Now this is the main course. Soon dubu jigae. KRW5,000.

What you have here is a potful of the soon dubu (soft beancurd), 4 clams (yes I counted!) and a spoonful of chili paste (gochujang) in seafood stock. Topped with spring onions, sliced fresh green chili and break an egg on top.

I like soon dubu jigae. The plain soon dubu blends well with the spicy and robust seafood stock. Some places even add dried shrimps into the stew for added flavour. (sidenote : dried shrimps gives off a different flavour to fresh shrimps and is usually used as a flavour enhancer)

However, I am somewhat disappointed with the soon dubu jigae here. The stock is flat, there's too much soon dubu leaving little room for the soup to balance the bland soon dubu, and it's not spicy enough. It's unlikely that I'll be back here anytime soon. Thumbs down.

Sorry for the anti-climax. :o)

08 April 2004

Hwee Deop Bab

Returning to the Big Fish for lunch again, today we'll have something different. Something fresh. Something healthy. Something most unlike FatMan.

Today's lunch is hwee deop bab (회덮밥) or raw fish rice. So you're thinking sushi? Well, you're off by a mile. Think messy sushi and you're getting warmer.

The usual Big Fish side dishes are there. Deep fried sweet potato slices & sesame leaf, grilled fish, salad, kimchi and mushroom na mool. I had to turn away 3 other side dishes as I knew I'd be in for a tummy-busting meal.

This is the hwee deop bab sans rice.

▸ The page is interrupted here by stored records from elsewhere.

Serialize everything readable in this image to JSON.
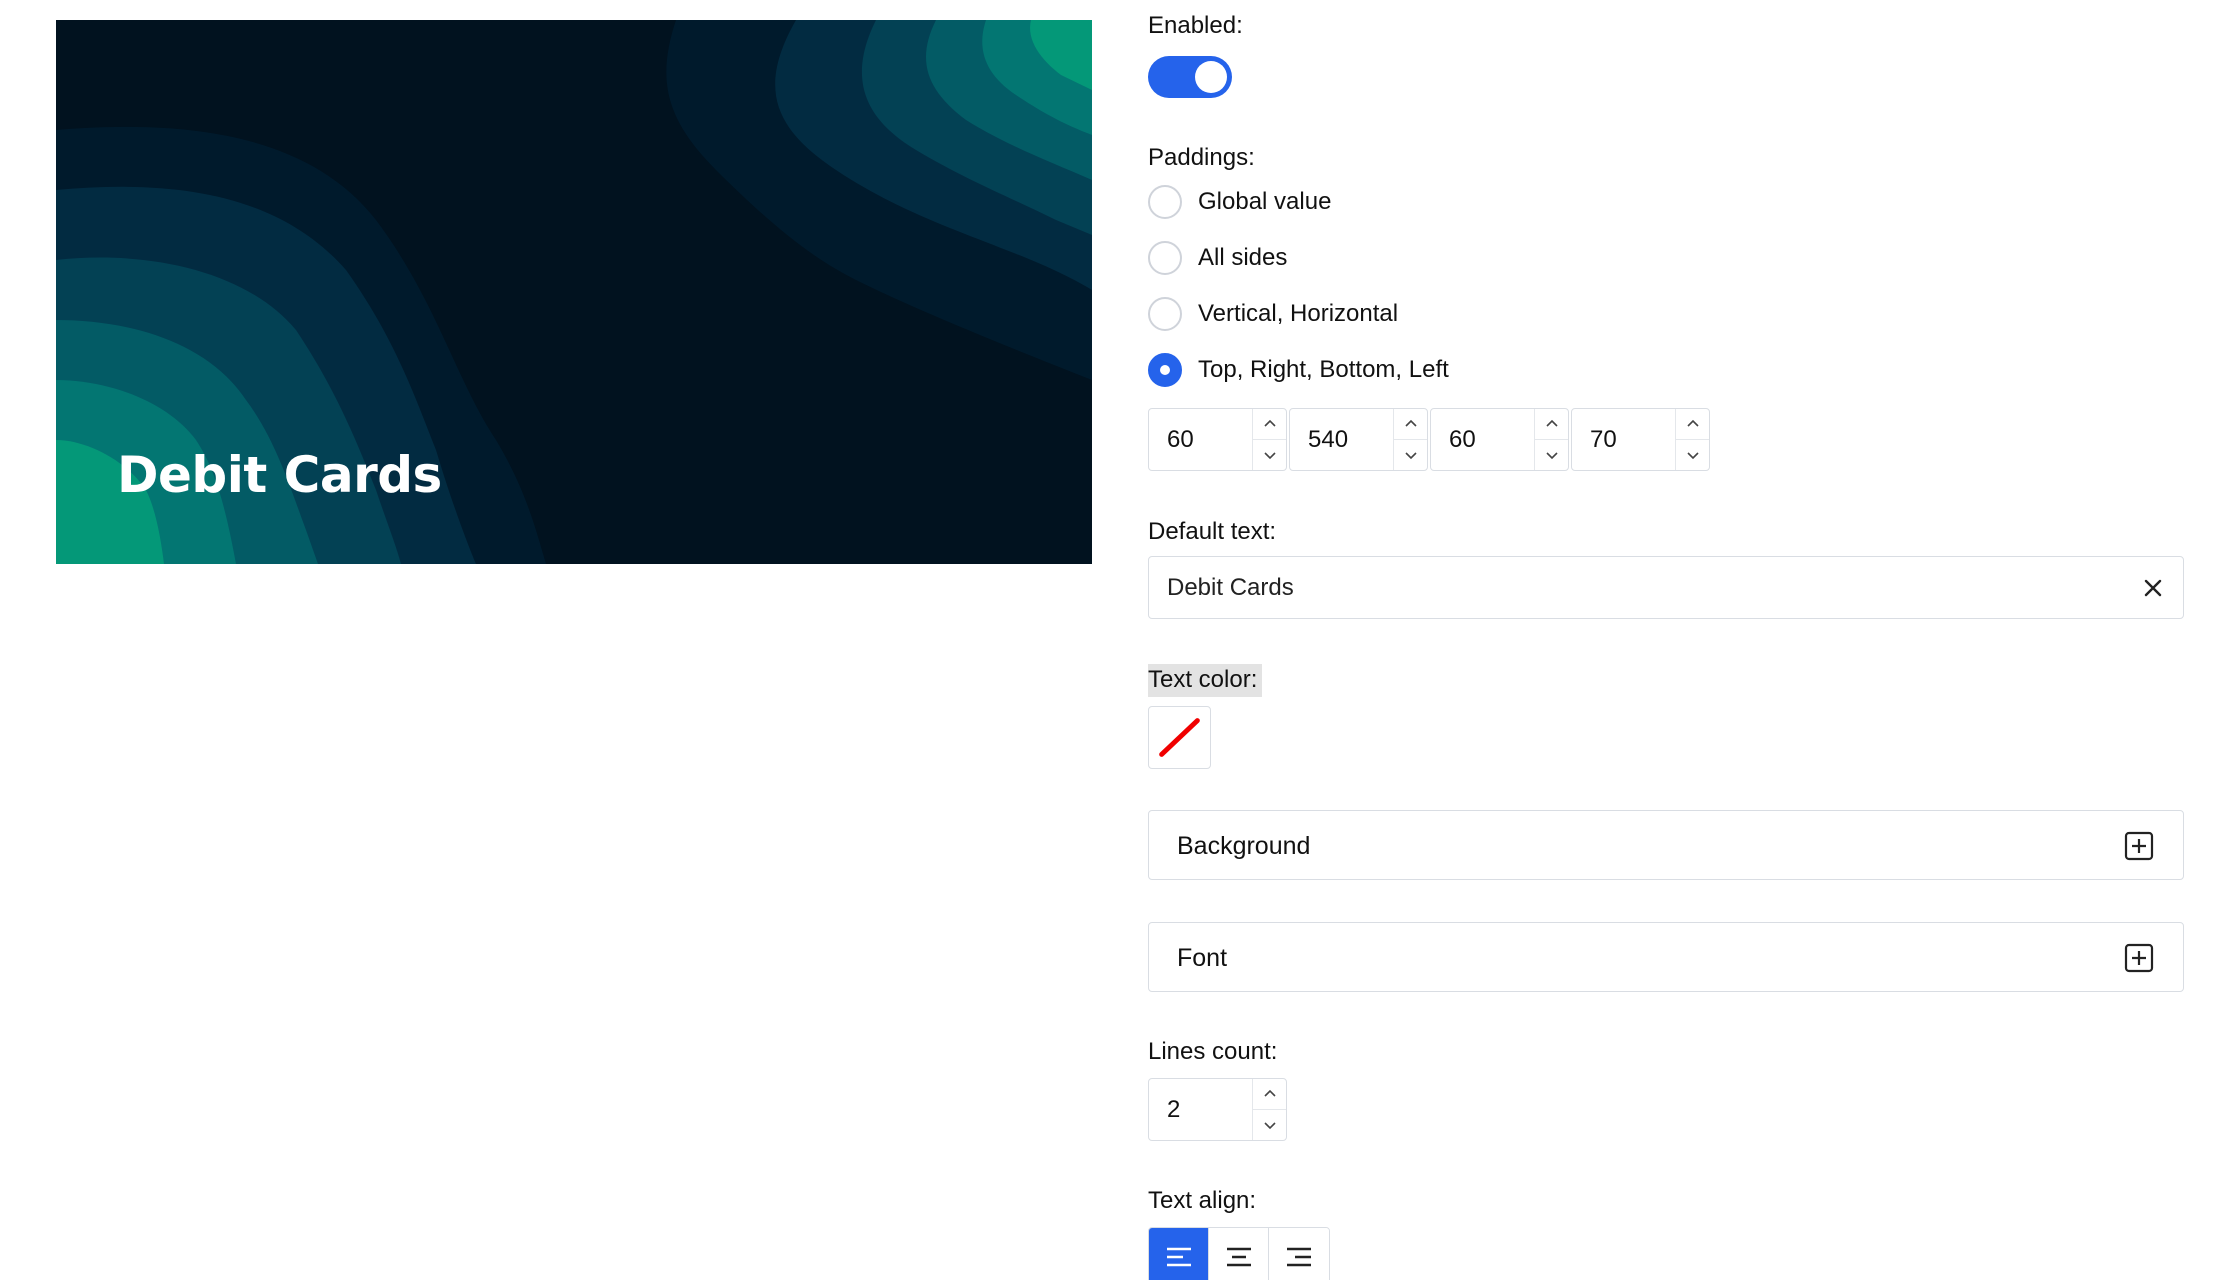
{
  "preview": {
    "title": "Debit Cards",
    "colors": {
      "bg": "#01121f",
      "band1": "#001a2c",
      "band2": "#022b41",
      "band3": "#034154",
      "band4": "#035b65",
      "band5": "#037672",
      "band6": "#049878"
    }
  },
  "settings": {
    "enabled": {
      "label": "Enabled:",
      "value": true
    },
    "paddings": {
      "label": "Paddings:",
      "options": [
        {
          "label": "Global value",
          "checked": false
        },
        {
          "label": "All sides",
          "checked": false
        },
        {
          "label": "Vertical, Horizontal",
          "checked": false
        },
        {
          "label": "Top, Right, Bottom, Left",
          "checked": true
        }
      ],
      "values": [
        "60",
        "540",
        "60",
        "70"
      ]
    },
    "default_text": {
      "label": "Default text:",
      "value": "Debit Cards"
    },
    "text_color": {
      "label": "Text color:",
      "value": "none"
    },
    "sections": [
      {
        "title": "Background",
        "icon": "plus-square-icon"
      },
      {
        "title": "Font",
        "icon": "plus-square-icon"
      }
    ],
    "lines_count": {
      "label": "Lines count:",
      "value": "2"
    },
    "text_align": {
      "label": "Text align:",
      "options": [
        "left",
        "center",
        "right"
      ],
      "selected": "left"
    },
    "accent_color": "#2563eb"
  }
}
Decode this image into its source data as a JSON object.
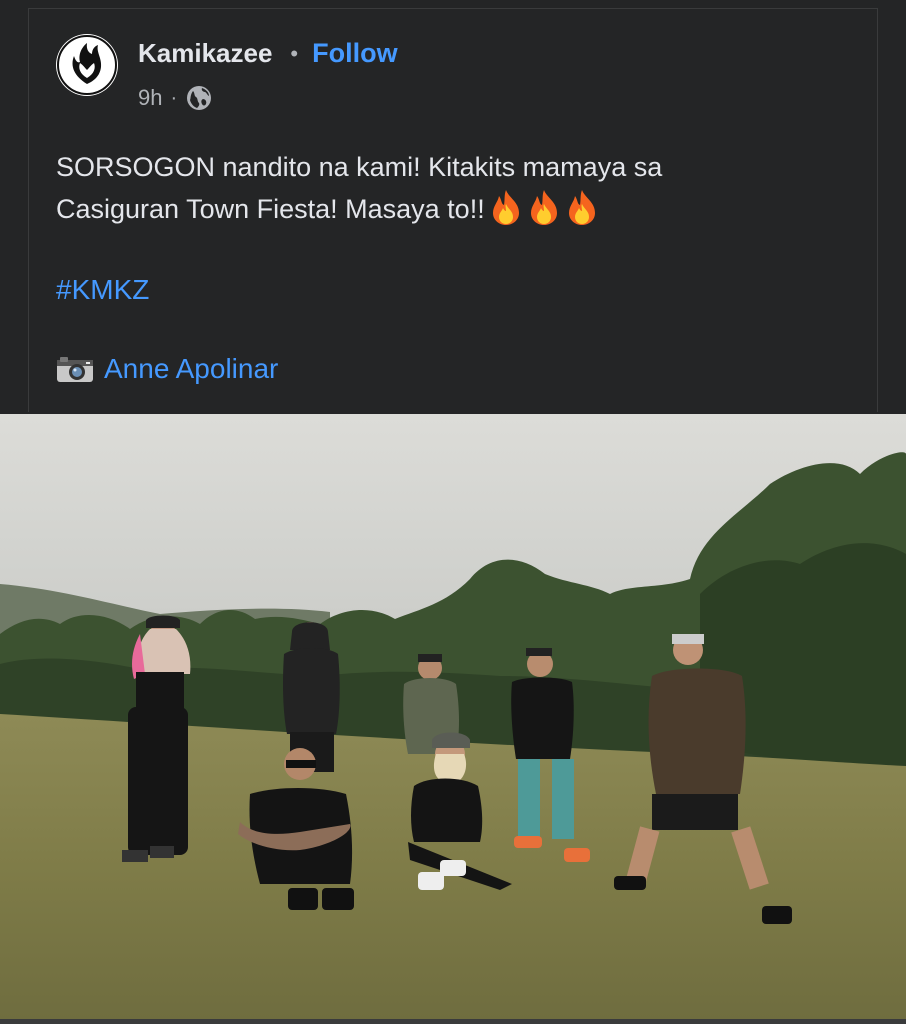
{
  "post": {
    "author": "Kamikazee",
    "separator": "•",
    "follow_label": "Follow",
    "time": "9h",
    "meta_separator": "·",
    "audience_icon": "globe-icon",
    "text_line1": "SORSOGON nandito na kami! Kitakits mamaya sa",
    "text_line2": "Casiguran Town Fiesta! Masaya to!!",
    "hashtag": "#KMKZ",
    "credit_icon": "camera-icon",
    "credit_name": "Anne Apolinar"
  },
  "photo": {
    "subject": "band-members-group-photo"
  },
  "colors": {
    "background": "#242526",
    "text": "#e4e6eb",
    "link": "#4599ff",
    "muted": "#b0b3b8"
  }
}
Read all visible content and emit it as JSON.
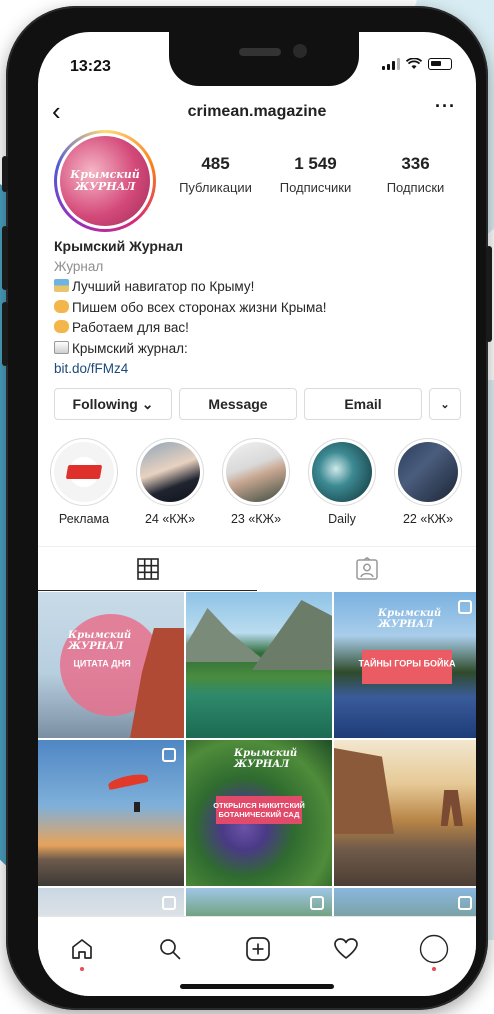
{
  "status_bar": {
    "time": "13:23"
  },
  "header": {
    "back": "‹",
    "username": "crimean.magazine",
    "more": "···"
  },
  "profile": {
    "avatar_text": "Крымский ЖУРНАЛ",
    "stats": [
      {
        "value": "485",
        "label": "Публикации"
      },
      {
        "value": "1 549",
        "label": "Подписчики"
      },
      {
        "value": "336",
        "label": "Подписки"
      }
    ],
    "name": "Крымский Журнал",
    "category": "Журнал",
    "bio_lines": [
      "Лучший навигатор по Крыму!",
      "Пишем обо всех сторонах жизни Крыма!",
      "Работаем для вас!",
      "Крымский журнал:"
    ],
    "link": "bit.do/fFMz4"
  },
  "actions": {
    "following": "Following ⌄",
    "message": "Message",
    "email": "Email",
    "dropdown": "⌄"
  },
  "highlights": [
    {
      "label": "Реклама"
    },
    {
      "label": "24 «КЖ»"
    },
    {
      "label": "23 «КЖ»"
    },
    {
      "label": "Daily"
    },
    {
      "label": "22 «КЖ»"
    }
  ],
  "posts": [
    {
      "caption": "ЦИТАТА ДНЯ",
      "brand": "Крымский ЖУРНАЛ"
    },
    {
      "caption": ""
    },
    {
      "caption": "ТАЙНЫ ГОРЫ БОЙКА",
      "brand": "Крымский ЖУРНАЛ"
    },
    {
      "caption": ""
    },
    {
      "caption": "ОТКРЫЛСЯ НИКИТСКИЙ\nБОТАНИЧЕСКИЙ САД",
      "brand": "Крымский ЖУРНАЛ"
    },
    {
      "caption": ""
    },
    {
      "caption": ""
    },
    {
      "caption": ""
    },
    {
      "caption": ""
    }
  ],
  "colors": {
    "link": "#1c4a7a",
    "story_ring": "#d62976",
    "notification": "#ed4956"
  }
}
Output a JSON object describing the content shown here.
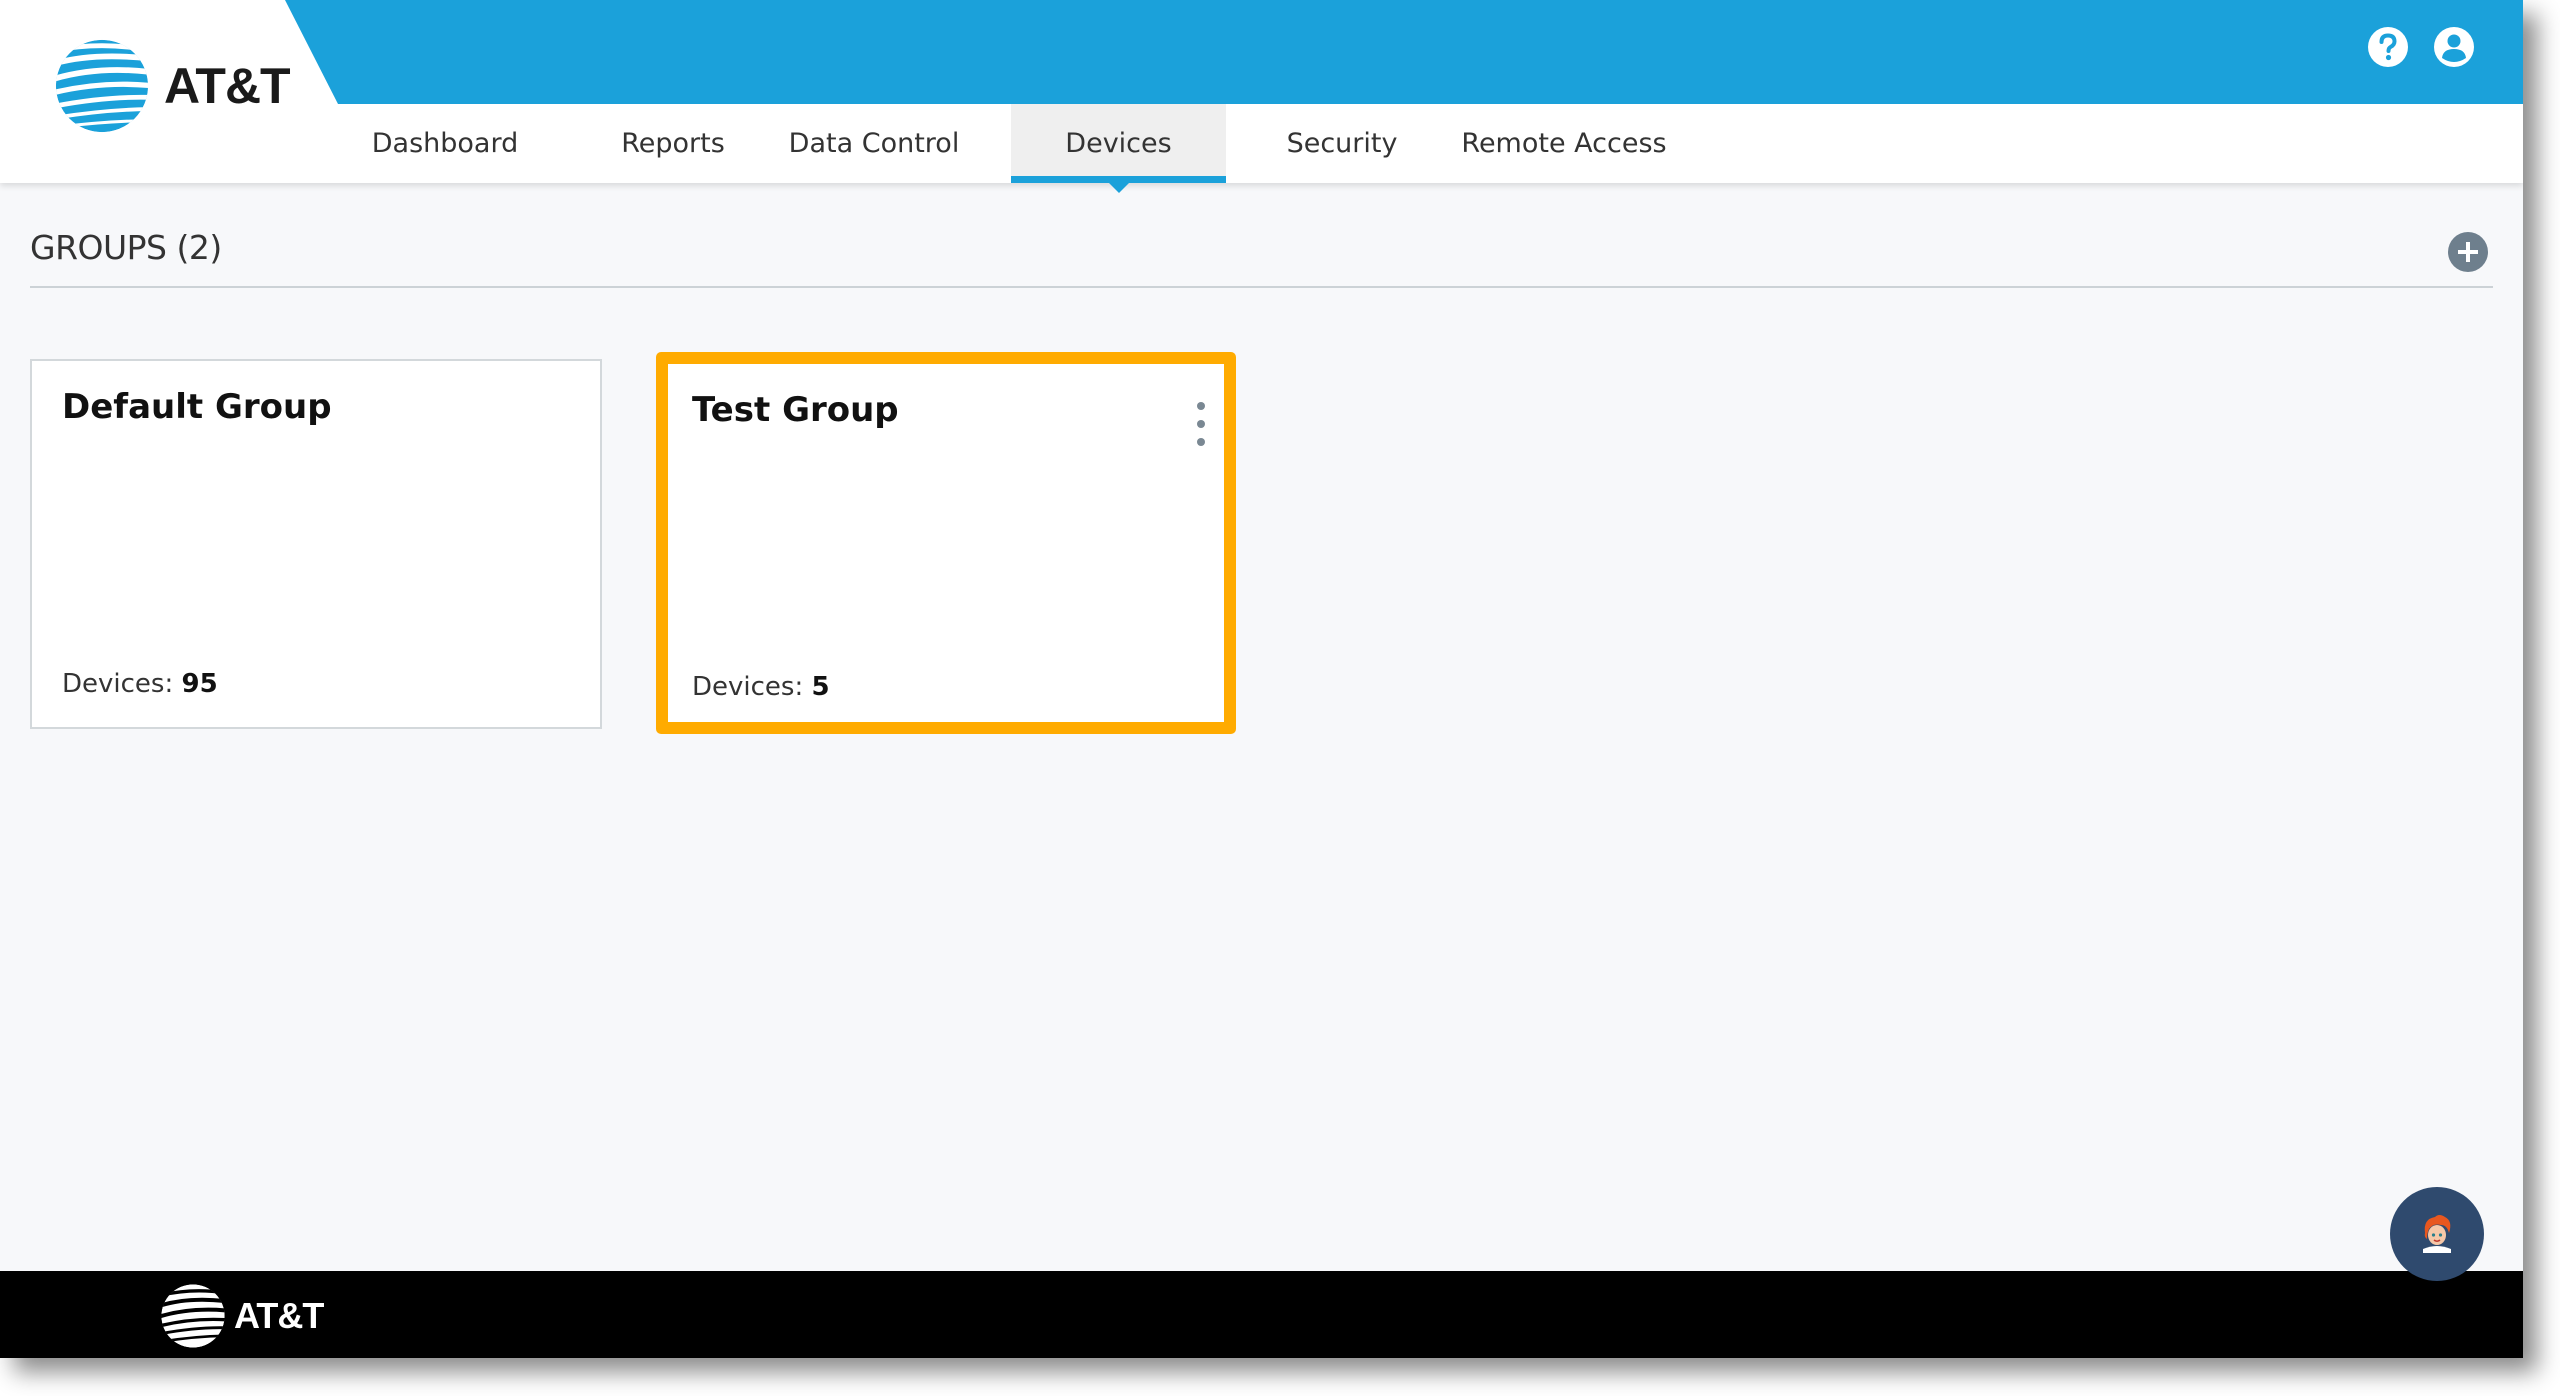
{
  "header": {
    "brand": "AT&T",
    "brand_color": "#1ba1da",
    "icons": [
      {
        "name": "help-icon",
        "label": "?"
      },
      {
        "name": "user-account-icon",
        "label": "account"
      }
    ]
  },
  "nav": {
    "tabs": [
      {
        "label": "Dashboard",
        "active": false
      },
      {
        "label": "Reports",
        "active": false
      },
      {
        "label": "Data Control",
        "active": false
      },
      {
        "label": "Devices",
        "active": true
      },
      {
        "label": "Security",
        "active": false
      },
      {
        "label": "Remote Access",
        "active": false
      }
    ]
  },
  "groups": {
    "title": "GROUPS (2)",
    "add_icon": "plus-circle-icon",
    "cards": [
      {
        "name": "Default Group",
        "devices_label": "Devices:",
        "devices_count": "95",
        "selected": false
      },
      {
        "name": "Test Group",
        "devices_label": "Devices:",
        "devices_count": "5",
        "selected": true,
        "highlight_color": "#ffab00"
      }
    ]
  },
  "footer": {
    "brand": "AT&T"
  },
  "chat": {
    "icon": "chat-assistant-avatar-icon"
  }
}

A nice big bowl of fresh sea bass, diced into bite-sized chunks, and topped with fish roe, lettuce leaves, dried seaweed strips, alfalfa sprouts, shredded cabbage, omelette strips, sliced green chilis, carrot strips and shredded fresh ginger.

Now add in the hot bowl of rice.

Next add the vinegared chili sauce to taste.

Mix well.


Eating hwee deop bab at Big Fish is more like eating a salad than a rice-based meal. There is so much vege in that giant bowl that the rice disappears into the background. The chunky fresh raw fish just burst in your mouth when you sink your teeth into it. The vinegared chili sauce is the all-important ingredient that holds everything together. It makes or breaks your hwee deop bab. This sauce is spicy and adds an acidity that really zings up the entire experience. A healthy and delicious meal. Highly recommended. KRW6,000.

06 April 2004


Sorry I haven't had much time to update the blog. Minor distraction called work.

So while you wait for the next meal, nibble on these cakes.

p/s : Haloscan's commenting service seems to be down these last few days. My apologies but I have no control over it.